Jiri's partner, Ann Clements, managed the project. Working together, the two traded ideas and changes, amending plans until they came up with an approach they both liked. Laurie got her screened porch on the back of the house; a large bedroom, bath, and library on the new second floor; and energy-efficient windows framing fabulous views of the water. The two-story profile melded beautifully with the original summer cottages in the village.
Starting in 2003, local builder Dan West set to work on the renovation. He tore off the old roof and built up, extending the existing chimney so that the living room fireplace would still draw. Then he framed out a high-ceiling master bedroom and bath, adding a long shed dormer with eight windows facing west. Downstairs, Dan and his crew built Laurie's prized porch and added French doors to the living room. For a final flourish, Dan extended the space with a broad set of wooden steps that lead directly from the living room to a sloping lawn and the water beyond.

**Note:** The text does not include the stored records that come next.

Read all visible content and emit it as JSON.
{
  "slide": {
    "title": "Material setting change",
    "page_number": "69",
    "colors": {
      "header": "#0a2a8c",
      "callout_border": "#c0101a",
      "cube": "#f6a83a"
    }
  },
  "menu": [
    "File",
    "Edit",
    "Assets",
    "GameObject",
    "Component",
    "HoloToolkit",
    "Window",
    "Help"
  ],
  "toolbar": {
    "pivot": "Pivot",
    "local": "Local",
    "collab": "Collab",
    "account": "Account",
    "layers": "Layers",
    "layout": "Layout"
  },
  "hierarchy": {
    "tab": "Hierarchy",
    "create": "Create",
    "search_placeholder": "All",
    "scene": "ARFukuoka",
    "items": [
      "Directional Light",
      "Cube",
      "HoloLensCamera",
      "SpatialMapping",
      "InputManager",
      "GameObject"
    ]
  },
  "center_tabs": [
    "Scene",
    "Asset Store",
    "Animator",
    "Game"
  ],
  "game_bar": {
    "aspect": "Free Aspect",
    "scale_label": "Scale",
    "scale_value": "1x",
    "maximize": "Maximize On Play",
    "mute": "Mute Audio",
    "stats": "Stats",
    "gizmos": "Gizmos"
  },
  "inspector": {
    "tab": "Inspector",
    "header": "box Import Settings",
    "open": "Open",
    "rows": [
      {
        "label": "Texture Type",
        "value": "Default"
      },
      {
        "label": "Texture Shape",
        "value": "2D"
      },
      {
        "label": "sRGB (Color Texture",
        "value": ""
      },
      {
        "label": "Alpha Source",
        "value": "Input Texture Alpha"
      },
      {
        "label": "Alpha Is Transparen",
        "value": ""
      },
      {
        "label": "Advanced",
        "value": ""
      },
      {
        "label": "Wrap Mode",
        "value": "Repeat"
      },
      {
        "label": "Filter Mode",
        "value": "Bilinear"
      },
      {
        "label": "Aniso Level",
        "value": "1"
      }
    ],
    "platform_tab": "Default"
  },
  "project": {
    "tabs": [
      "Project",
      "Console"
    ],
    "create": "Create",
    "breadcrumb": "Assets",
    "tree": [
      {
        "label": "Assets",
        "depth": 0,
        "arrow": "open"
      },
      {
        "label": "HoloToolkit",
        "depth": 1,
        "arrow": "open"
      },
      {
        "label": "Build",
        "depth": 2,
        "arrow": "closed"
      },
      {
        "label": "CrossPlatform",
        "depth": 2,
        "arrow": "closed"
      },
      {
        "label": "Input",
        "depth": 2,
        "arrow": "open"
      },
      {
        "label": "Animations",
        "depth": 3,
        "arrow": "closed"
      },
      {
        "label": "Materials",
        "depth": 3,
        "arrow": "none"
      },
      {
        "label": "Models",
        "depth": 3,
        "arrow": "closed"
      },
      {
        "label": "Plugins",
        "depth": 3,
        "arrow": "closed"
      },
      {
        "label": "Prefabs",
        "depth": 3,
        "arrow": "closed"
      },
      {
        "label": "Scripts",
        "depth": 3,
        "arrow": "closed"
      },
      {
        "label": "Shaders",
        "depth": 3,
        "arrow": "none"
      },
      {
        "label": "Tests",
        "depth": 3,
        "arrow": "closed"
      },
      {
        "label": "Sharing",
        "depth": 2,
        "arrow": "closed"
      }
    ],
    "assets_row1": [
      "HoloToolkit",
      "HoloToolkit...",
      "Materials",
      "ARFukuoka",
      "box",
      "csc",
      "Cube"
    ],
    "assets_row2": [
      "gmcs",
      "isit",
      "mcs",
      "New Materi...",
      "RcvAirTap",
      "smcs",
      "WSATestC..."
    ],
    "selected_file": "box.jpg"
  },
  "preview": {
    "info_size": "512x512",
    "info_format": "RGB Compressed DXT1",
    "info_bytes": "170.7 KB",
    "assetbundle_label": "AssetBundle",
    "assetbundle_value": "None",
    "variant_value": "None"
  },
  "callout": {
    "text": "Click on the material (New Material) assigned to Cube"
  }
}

When Dan finished construction, Laurie started decorating the formerly dark interior. She chose white oak floors for most of the first level, and tile for the small guest bath. But almost everywhere else, bamboo reigns. "It's absolutely great for flooring," she says. "It wears well, looks beautiful, and is environmentally responsible."
Inspired by an old magazine photograph from her files, she found a screened door for the pantry and asked her sister, Julee, to antique it a soft blue. Laurie completed the room by finding a local carpenter to slice the original kitchen door in half. The result has proven both practical and nostalgic. Not only can she work in the kitchen with a portion of the door open to the breeze, but she also is reminded of the Dutch door in her childhood home in California.
Four years after the construction crews finished, Laurie's love for her home by the sea has only grown. "I've been coming here for 16 years and I still breathe a sigh of relief when I see the house," she says. "And I'm not alone. All the people on my block said, 'You did a great job on this house―it still fits in.' To me, that was the ultimate compliment."
What Laurie Learned
Ask for help. Renovation projects involve countless decisions. Which tile did you specify? Do you want recessed light fixtures centered on doorways? How high should the carpenter mount drawer pulls? If making those calls alone seems intimidating, ask an architect or designer for assistance.
Work with a local builder. "I had a wonderful experience with Dan West," Laurie says. "I knew I wanted someone who'd lived here all his life and understood the true sense of a cottage and why small details matter."
Explore your options. "I didn't want to have to paint my house every 10 years. We get a lot of weather out here," Laurie says. Instead of wooden clapboards or shingles, she opted for HardiePlank, a composite material that looks traditional but stands up to punishing coastal weather. "I got a sample to make sure I liked it, then went ahead," she says. "I get so many positive comments, I feel it was a good decision."